JUST this time three years ago he was rated too lightweight to be Taoiseach – but now his leadership style is being compared with that of Charlie Haughey, and his government tactics are likened to Nazi propagandists.
As he heads towards the mid-point in his government's five-year term, Enda Kenny is looking less like 'The Unlikely Taoiseach' as his many critics had styled him. He has pushed through the country's first ever abortion legislation with minimal party losses, delivered some home truths to the Catholic Church, finally advancing the blurred distinctions between church and state.
He has shown political steel and skill which many people doubted he had.
But he also knows that many political perils lie ahead in a country still bedevilled by economic recession, with little scope to ease up on unrelenting economic austerity and a very brave, if not foolhardy, pledge to create vast numbers of jobs.
As Lucinda Creighton departed the Fine Gael parliamentary party and her junior ministry last week, she spoke darkly about comparisons with the 'Haughey era' in the 1980s, summed up by PJ Mara's infamous phrase 'Una Duce – Una Voce'.
Ms Creighton managed to exit with dignity – but Kenny supporters found the Haughey comparison nothing short of calumnious.
"Enda Kenny gave hours of discussion to every TD and senator who needed it – including Lucinda. In the end if incentives and sympathy do not work – there is no other option," one insider summed up.
Equally, Fianna Fail senator Mary White's comparison between Fine Gael's abolish-the-Seanad campaign launch and Nazi propaganda, was extremely strained. But, that said, the Taoiseach must tread cautiously in the matter of the Seanad referendum, which will be first business up after a well-deserved summer holiday.
Yesterday, Mr Kenny told the Irish Independent he expected the Fine Gael senators to campaign in favour of the extinguishing of their jobs in the forthcoming referendum campaign. The chances of that actually happening are definitely to be counted in minus quantities.
The Taoiseach has cleverly pushed his former leadership heave rival, Richard Bruton, right into the gap of danger on this one by making him campaign director.
And they were both gifted a blunder by senators this week when they over-reacted in a most inappropriate way to Bruton's bogus claims that Seanad abolition will save taxpayers €20m per year. But the voters will approach this Seanad referendum with a deal of indifference, heavily tinged with suspicion.
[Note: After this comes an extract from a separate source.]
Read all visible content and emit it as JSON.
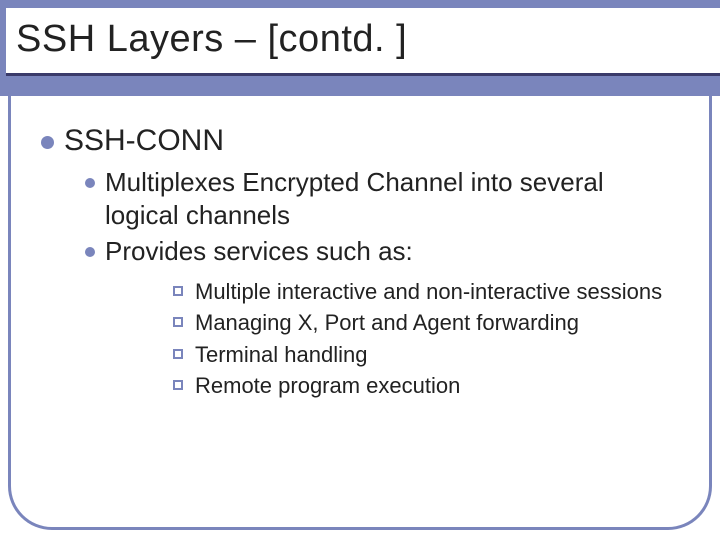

It does not take a wild leap of imagination to see voters fearing the Taoiseach's personal crusade to abolish the Seanad has another agenda – perhaps even a power grab.
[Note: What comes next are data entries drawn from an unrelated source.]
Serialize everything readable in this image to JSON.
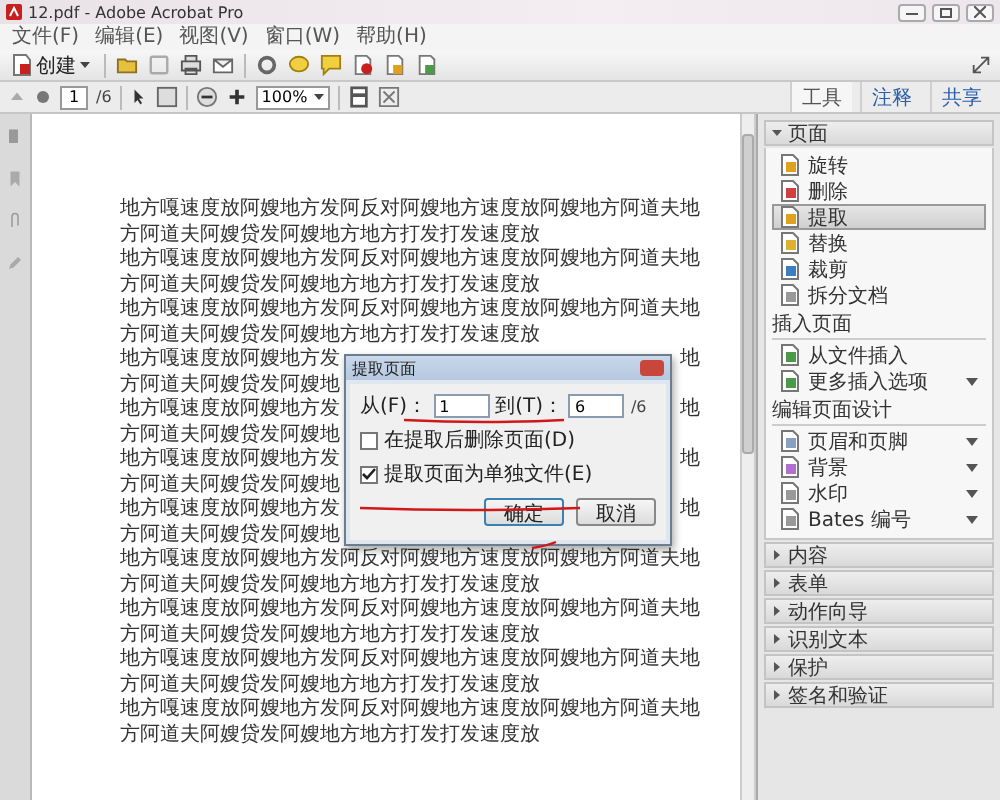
{
  "window": {
    "title": "12.pdf - Adobe Acrobat Pro"
  },
  "menu": [
    "文件(F)",
    "编辑(E)",
    "视图(V)",
    "窗口(W)",
    "帮助(H)"
  ],
  "toolbar": {
    "create_label": "创建"
  },
  "navigation": {
    "page": "1",
    "page_count": "/6",
    "zoom": "100%"
  },
  "tabs": [
    {
      "label": "工具",
      "selected": true
    },
    {
      "label": "注释",
      "selected": false
    },
    {
      "label": "共享",
      "selected": false
    }
  ],
  "document": {
    "lines": [
      {
        "segments": [
          "地方嘎速度放阿嫂地方发阿反对阿嫂地方速度放阿嫂地方阿道夫地"
        ]
      },
      {
        "segments": [
          "方阿道夫阿嫂贷发阿嫂地方地方打发打发速度放"
        ]
      },
      {
        "segments": [
          "地方嘎速度放阿嫂地方发阿反对阿嫂地方速度放阿嫂地方阿道夫地"
        ]
      },
      {
        "segments": [
          "方阿道夫阿嫂贷发阿嫂地方地方打发打发速度放"
        ]
      },
      {
        "segments": [
          "地方嘎速度放阿嫂地方发阿反对阿嫂地方速度放阿嫂地方阿道夫地"
        ]
      },
      {
        "segments": [
          "方阿道夫阿嫂贷发阿嫂地方地方打发打发速度放"
        ]
      },
      {
        "segments": [
          "地方嘎速度放阿嫂地方发",
          "地"
        ]
      },
      {
        "segments": [
          "方阿道夫阿嫂贷发阿嫂地"
        ]
      },
      {
        "segments": [
          "地方嘎速度放阿嫂地方发",
          "地"
        ]
      },
      {
        "segments": [
          "方阿道夫阿嫂贷发阿嫂地"
        ]
      },
      {
        "segments": [
          "地方嘎速度放阿嫂地方发",
          "地"
        ]
      },
      {
        "segments": [
          "方阿道夫阿嫂贷发阿嫂地"
        ]
      },
      {
        "segments": [
          "地方嘎速度放阿嫂地方发",
          "地"
        ]
      },
      {
        "segments": [
          "方阿道夫阿嫂贷发阿嫂地"
        ]
      },
      {
        "segments": [
          "地方嘎速度放阿嫂地方发阿反对阿嫂地方速度放阿嫂地方阿道夫地"
        ]
      },
      {
        "segments": [
          "方阿道夫阿嫂贷发阿嫂地方地方打发打发速度放"
        ]
      },
      {
        "segments": [
          "地方嘎速度放阿嫂地方发阿反对阿嫂地方速度放阿嫂地方阿道夫地"
        ]
      },
      {
        "segments": [
          "方阿道夫阿嫂贷发阿嫂地方地方打发打发速度放"
        ]
      },
      {
        "segments": [
          "地方嘎速度放阿嫂地方发阿反对阿嫂地方速度放阿嫂地方阿道夫地"
        ]
      },
      {
        "segments": [
          "方阿道夫阿嫂贷发阿嫂地方地方打发打发速度放"
        ]
      },
      {
        "segments": [
          "地方嘎速度放阿嫂地方发阿反对阿嫂地方速度放阿嫂地方阿道夫地"
        ]
      },
      {
        "segments": [
          "方阿道夫阿嫂贷发阿嫂地方地方打发打发速度放"
        ]
      }
    ]
  },
  "panel": {
    "sections": [
      {
        "title": "页面",
        "expanded": true,
        "items": [
          {
            "label": "旋转",
            "selected": false,
            "dropdown": false
          },
          {
            "label": "删除",
            "selected": false,
            "dropdown": false
          },
          {
            "label": "提取",
            "selected": true,
            "dropdown": false
          },
          {
            "label": "替换",
            "selected": false,
            "dropdown": false
          },
          {
            "label": "裁剪",
            "selected": false,
            "dropdown": false
          },
          {
            "label": "拆分文档",
            "selected": false,
            "dropdown": false
          }
        ],
        "groups": [
          {
            "title": "插入页面",
            "items": [
              {
                "label": "从文件插入",
                "selected": false,
                "dropdown": false
              },
              {
                "label": "更多插入选项",
                "selected": false,
                "dropdown": true
              }
            ]
          },
          {
            "title": "编辑页面设计",
            "items": [
              {
                "label": "页眉和页脚",
                "selected": false,
                "dropdown": true
              },
              {
                "label": "背景",
                "selected": false,
                "dropdown": true
              },
              {
                "label": "水印",
                "selected": false,
                "dropdown": true
              },
              {
                "label": "Bates 编号",
                "selected": false,
                "dropdown": true
              }
            ]
          }
        ]
      },
      {
        "title": "内容",
        "expanded": false
      },
      {
        "title": "表单",
        "expanded": false
      },
      {
        "title": "动作向导",
        "expanded": false
      },
      {
        "title": "识别文本",
        "expanded": false
      },
      {
        "title": "保护",
        "expanded": false
      },
      {
        "title": "签名和验证",
        "expanded": false
      }
    ]
  },
  "dialog": {
    "title": "提取页面",
    "from_label": "从(F)：",
    "from_value": "1",
    "to_label": "到(T)：",
    "to_value": "6",
    "total": "/6",
    "options": [
      {
        "label": "在提取后删除页面(D)",
        "checked": false
      },
      {
        "label": "提取页面为单独文件(E)",
        "checked": true
      }
    ],
    "buttons": [
      {
        "label": "确定",
        "default": true
      },
      {
        "label": "取消",
        "default": false
      }
    ]
  }
}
To fervent anti-abortion campaigners, Kenny is to be recorded as the Taoiseach who put abortion on the Irish statute books.
But he insists he remains a mass-going Catholic.
One is reminded of his comment last month, when he said: "I am proud to stand here as a public representative, as a Taoiseach who happens to be a Catholic but not a Catholic Taoiseach."
That was a broadside response to the Catholic bishops, who had come out strongly against the Protection of Life During Pregnancy Bill.
It followed on his landmark speech excoriating the Vatican authorities in the wake of the Cloyne child abuse scandal in July 2011, just four months after taking office.
As a past pupil of St Gerald's De La Salle school in Castlebar who went on to become a principal teacher, Kenny is an unlikely bishop basher. His insistence on putting more distance between church and state is arguably more a sign of the changes in Ireland than any stand-out display of courage.
He concluded a difficult and divisive week in Fine Gael by appointing Hildegarde Naughton to the Seanad seat left vacant since the resignation of Martin McAleese last February.
Naughten is a Galway city councillor and former mayor of that city, with Dail ambitions, who polled a third of a quota in Galway West in February 2011.
The appointment is a move against sitting Galway West TD, Brian Walsh, and Senator Fidelma Healy Eames who narrowly lost out in February 2011.
They were among the five TDs and two senators expelled from the FG parliamentary party for voting against the abortion legislation.
It is clear that these party tensions will persist. But Mr Kenny's four decades in national politics have taught him that in reality the Taoiseach's job is first and last about the economy, jobs and bread and butter.
Here the Coalition has made slow but steady progress. But serious problems still remain as the country prepares to exit the bailout and no great sign of economic recovery in Europe.
Yesterday, Mr Kenny was keen to dampen expectations of a 'soft' Budget on October 15 next.
But he and his Government colleagues also made huge promises in the new 'Pathways to Work' scheme with 20,000 people to be taken off the unemployment register over the next 12 months, 75,000 by end of 2015, moving to full employment by 2020.
The Taoiseach and his team may yet rue making such extravagant promises.